The second way that the airlines are reducing capacity is by switching to smaller aircraft. For example, United used to fly nothing but 737 or A319’s between San Francisco and Salt Lake City, now they are using regional jets for most of the flights. On the international front you see it where airlines like Qantas and Emirates have stopped flying their new A380, double deckers to and from the US and replaced these aircraft with 747-400s and 777s. Taking that step reduces the number of seats available on any flight by as much as 35%.
What does that mean to the business traveler? It means that the already crowded skies will become even more crowded and that getting your advance seat assignments will be more important than ever.

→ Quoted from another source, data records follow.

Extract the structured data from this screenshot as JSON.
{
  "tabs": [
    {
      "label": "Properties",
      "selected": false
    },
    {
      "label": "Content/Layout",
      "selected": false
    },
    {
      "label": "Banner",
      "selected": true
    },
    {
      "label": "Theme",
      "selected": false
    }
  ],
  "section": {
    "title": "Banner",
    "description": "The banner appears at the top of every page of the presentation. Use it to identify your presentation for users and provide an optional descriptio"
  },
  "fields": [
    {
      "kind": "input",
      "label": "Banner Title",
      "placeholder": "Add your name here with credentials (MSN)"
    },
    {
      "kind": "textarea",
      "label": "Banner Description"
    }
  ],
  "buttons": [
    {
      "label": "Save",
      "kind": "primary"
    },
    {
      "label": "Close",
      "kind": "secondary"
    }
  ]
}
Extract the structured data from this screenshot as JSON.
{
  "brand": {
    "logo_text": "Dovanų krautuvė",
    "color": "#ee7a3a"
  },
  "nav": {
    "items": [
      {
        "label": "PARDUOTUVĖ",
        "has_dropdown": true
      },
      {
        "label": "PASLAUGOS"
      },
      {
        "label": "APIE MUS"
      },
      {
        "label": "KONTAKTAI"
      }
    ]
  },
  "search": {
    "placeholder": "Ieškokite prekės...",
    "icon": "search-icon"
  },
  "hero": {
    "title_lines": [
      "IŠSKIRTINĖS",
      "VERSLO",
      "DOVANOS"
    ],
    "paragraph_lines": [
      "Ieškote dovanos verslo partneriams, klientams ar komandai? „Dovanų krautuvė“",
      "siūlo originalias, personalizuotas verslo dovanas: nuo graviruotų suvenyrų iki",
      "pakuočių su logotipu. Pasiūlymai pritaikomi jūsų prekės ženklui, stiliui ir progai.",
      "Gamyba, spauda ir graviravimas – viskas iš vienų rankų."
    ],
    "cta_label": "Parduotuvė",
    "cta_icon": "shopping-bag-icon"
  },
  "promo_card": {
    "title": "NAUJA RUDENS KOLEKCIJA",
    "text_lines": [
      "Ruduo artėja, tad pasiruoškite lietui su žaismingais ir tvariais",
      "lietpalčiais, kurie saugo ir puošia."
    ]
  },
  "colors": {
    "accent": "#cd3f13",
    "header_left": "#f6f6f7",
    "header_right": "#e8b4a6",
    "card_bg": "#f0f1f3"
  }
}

Additionally, it will mean that business airfares will increase as the number of empty seats decreases. It will benefit travelers to plan ahead in terms of cost and availability.
This autumn will see an increase in the rates that travelers pay for car rentals. Additionally, the number of hidden surcharges will continue to climb. Don’t think that the “Energy Recovery Fee” is going away and that it isn’t going to develop new siblings. Think of baggage fees applied to car rentals. Why car rental rates will increase is simple, demand is up and supplies are down. There are fewer car rental agencies and their fleets are smaller. This means that the rates will go up.
The bright spot will be in the cost of lodging. In most markets the rates will either hold steady or slip a little bit lower. The hotel industry continues to struggle with overcapacity in many markets and this means that business travelers shouldn’t have to pay so much. It’s much harder for the lodging industry to reduce capacity on a temporary basis since hotels are permanent structures.
In order to get the maximum value out of a travel budget, one should utilize the expertise of Christopherson Business Travel’s experienced agents, who have access to a variety of discounts on airfare, car rentals and hotels. Our agents have the resources, skills and tools to help you reduce your expenses when you travel.